Equivocal acts, such as use of the land for grazing animals from time to time or allowing children to play on the land, will not be sufficient
Graham Gooch and Michael Williams, “A Dictionary of Law Enforcement”, (Oxford: Oxford University Press, 2007)
adverse possession
The occupation of land to which another person (the paper owner) has title, with the intention of possessing it as one's own. The leading case on adverse possession is Pye v Graham [2002] UKHL 30, [2003] 1 AC 419. That case confirmed that, in order to adversely possess land, the adverse possessor (“squatter”) must dispossess the paper owner by exercising exclusive physical possession of the land with the intention of possessing it to the exclusion of all others, without the consent of the paper owner.

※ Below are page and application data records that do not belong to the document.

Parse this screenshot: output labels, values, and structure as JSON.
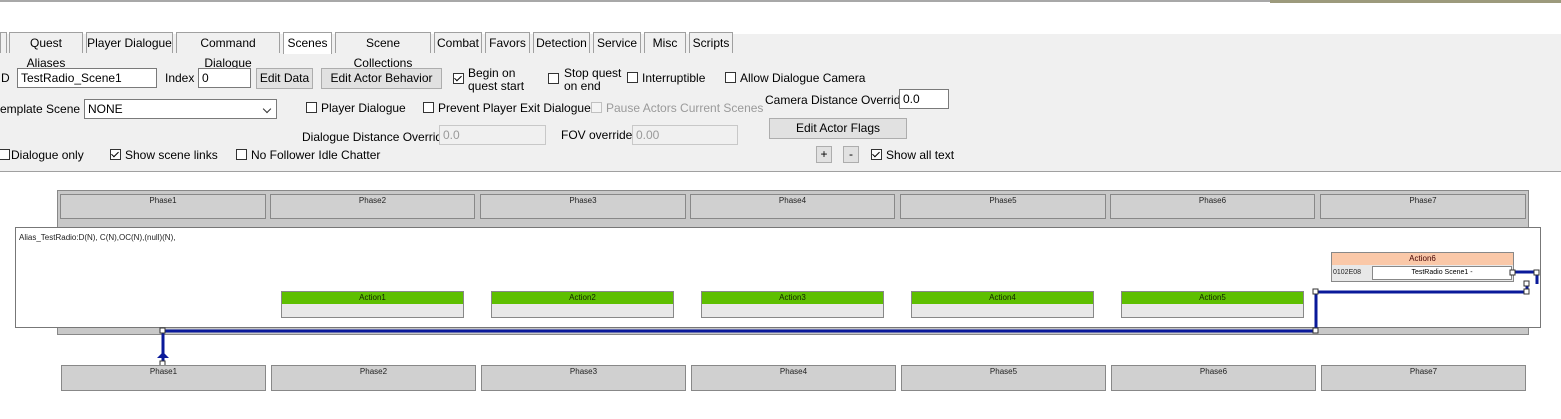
{
  "tabs": [
    {
      "label": "Quest Aliases",
      "active": false
    },
    {
      "label": "Player Dialogue",
      "active": false
    },
    {
      "label": "Command Dialogue",
      "active": false
    },
    {
      "label": "Scenes",
      "active": true
    },
    {
      "label": "Scene Collections",
      "active": false
    },
    {
      "label": "Combat",
      "active": false
    },
    {
      "label": "Favors",
      "active": false
    },
    {
      "label": "Detection",
      "active": false
    },
    {
      "label": "Service",
      "active": false
    },
    {
      "label": "Misc",
      "active": false
    },
    {
      "label": "Scripts",
      "active": false
    }
  ],
  "form": {
    "id_label": "D",
    "id_value": "TestRadio_Scene1",
    "index_label": "Index",
    "index_value": "0",
    "edit_data": "Edit Data",
    "edit_actor_behavior": "Edit Actor Behavior",
    "begin_on_quest_start": "Begin on quest start",
    "stop_quest_on_end": "Stop quest on end",
    "interruptible": "Interruptible",
    "allow_dialogue_camera": "Allow Dialogue Camera",
    "template_scene_label": "emplate Scene",
    "template_scene_value": "NONE",
    "player_dialogue": "Player Dialogue",
    "prevent_player_exit": "Prevent Player Exit Dialogue",
    "pause_actors": "Pause Actors Current Scenes",
    "camera_distance_label": "Camera Distance Override",
    "camera_distance_value": "0.0",
    "edit_actor_flags": "Edit Actor Flags",
    "dialogue_distance_label": "Dialogue Distance Override",
    "dialogue_distance_value": "0.0",
    "fov_label": "FOV override",
    "fov_value": "0.00",
    "dialogue_only": "Dialogue only",
    "show_scene_links": "Show scene links",
    "no_follower_idle": "No Follower Idle Chatter",
    "plus": "+",
    "minus": "-",
    "show_all_text": "Show all text"
  },
  "checks": {
    "begin_on_quest_start": true,
    "stop_quest_on_end": false,
    "interruptible": false,
    "allow_dialogue_camera": false,
    "player_dialogue": false,
    "prevent_player_exit": false,
    "pause_actors": false,
    "dialogue_only": false,
    "show_scene_links": true,
    "no_follower_idle": false,
    "show_all_text": true
  },
  "scene": {
    "phases_top": [
      "Phase1",
      "Phase2",
      "Phase3",
      "Phase4",
      "Phase5",
      "Phase6",
      "Phase7"
    ],
    "phases_bottom": [
      "Phase1",
      "Phase2",
      "Phase3",
      "Phase4",
      "Phase5",
      "Phase6",
      "Phase7"
    ],
    "alias_text": "Alias_TestRadio:D(N), C(N),OC(N),(null)(N),",
    "actions": [
      "Action1",
      "Action2",
      "Action3",
      "Action4",
      "Action5"
    ],
    "action6": {
      "label": "Action6",
      "id": "0102E08",
      "text": "TestRadio Scene1 -"
    },
    "link_color": "#0a1a9a"
  }
}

The effect of adverse possession depends upon whether the land is registered or unregistered, and on the date of the adverse possession. If the land is unregistered, the effect of the Limitation Act 1980 is that in most casesadverse possession for 12 years or more extinguishes the title of the paper owner. The squatter becomes legally entitled to the land. In the case of registered land, where the limitation period of 12 years has been completed before 13 October 2003, 12 years' adverse possession will oblige the paper owner to hold the land on trust for the squatter under section 75 of the Land Registration Act 1925. The squatter is entitled to apply to the Land Registry to have the title transferred into his name. Where the limitation period of 12 years has not been completed before 13 October 2003, the Land Registration Act 2002 applies. After 10 years' adverse possession, the squatter may apply to be registered as the proprietor of the land. The Land Registrar will write to the registered proprietor and others interested in the land (such as mortgagees) to inform them of the application. Those notified have 65 working days to reply objecting to the application. If no objection is received, the...